**Element data from apps and pages**.
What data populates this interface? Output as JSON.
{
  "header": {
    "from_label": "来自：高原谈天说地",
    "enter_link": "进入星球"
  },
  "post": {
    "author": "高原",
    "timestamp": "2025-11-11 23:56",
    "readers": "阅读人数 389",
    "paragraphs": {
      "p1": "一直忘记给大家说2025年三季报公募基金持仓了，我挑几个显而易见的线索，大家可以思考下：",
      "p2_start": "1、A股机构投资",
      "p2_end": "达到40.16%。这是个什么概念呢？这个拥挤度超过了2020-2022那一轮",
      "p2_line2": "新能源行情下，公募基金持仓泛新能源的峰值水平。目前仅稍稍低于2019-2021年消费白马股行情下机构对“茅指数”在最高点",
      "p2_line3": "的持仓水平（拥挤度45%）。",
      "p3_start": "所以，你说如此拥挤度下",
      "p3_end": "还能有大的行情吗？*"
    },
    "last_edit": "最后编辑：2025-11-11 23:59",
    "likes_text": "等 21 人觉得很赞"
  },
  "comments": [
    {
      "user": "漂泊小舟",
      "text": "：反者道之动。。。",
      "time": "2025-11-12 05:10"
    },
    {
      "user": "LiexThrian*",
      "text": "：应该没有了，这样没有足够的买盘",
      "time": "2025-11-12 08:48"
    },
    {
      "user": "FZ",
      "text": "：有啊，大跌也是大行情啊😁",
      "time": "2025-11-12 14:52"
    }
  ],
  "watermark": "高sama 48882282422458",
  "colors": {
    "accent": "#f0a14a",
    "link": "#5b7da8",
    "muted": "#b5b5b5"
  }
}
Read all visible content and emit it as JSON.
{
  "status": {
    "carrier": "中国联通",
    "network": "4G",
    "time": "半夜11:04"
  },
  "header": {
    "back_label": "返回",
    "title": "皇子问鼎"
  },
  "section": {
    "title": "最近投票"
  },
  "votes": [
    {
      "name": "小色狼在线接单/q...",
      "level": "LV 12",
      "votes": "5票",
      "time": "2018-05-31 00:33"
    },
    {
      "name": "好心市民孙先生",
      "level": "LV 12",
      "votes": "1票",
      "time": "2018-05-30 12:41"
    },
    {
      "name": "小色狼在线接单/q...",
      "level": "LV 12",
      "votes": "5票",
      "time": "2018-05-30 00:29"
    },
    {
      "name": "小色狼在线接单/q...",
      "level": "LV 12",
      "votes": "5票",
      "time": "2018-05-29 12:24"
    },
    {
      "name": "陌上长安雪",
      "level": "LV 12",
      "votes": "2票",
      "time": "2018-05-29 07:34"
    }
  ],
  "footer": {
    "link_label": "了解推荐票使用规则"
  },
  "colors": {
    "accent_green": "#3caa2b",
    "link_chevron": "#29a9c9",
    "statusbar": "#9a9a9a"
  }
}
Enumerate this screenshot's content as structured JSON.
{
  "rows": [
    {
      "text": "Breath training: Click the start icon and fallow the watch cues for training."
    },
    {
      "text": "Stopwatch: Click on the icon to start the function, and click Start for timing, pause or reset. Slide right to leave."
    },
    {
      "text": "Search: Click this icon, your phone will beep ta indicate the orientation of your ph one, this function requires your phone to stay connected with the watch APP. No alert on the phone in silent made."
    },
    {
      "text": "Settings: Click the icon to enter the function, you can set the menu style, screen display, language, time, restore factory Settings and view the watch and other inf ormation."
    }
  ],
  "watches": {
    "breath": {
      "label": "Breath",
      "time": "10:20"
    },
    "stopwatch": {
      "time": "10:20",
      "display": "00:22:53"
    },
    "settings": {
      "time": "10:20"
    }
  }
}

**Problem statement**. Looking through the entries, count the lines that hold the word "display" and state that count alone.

**Task solution**. 2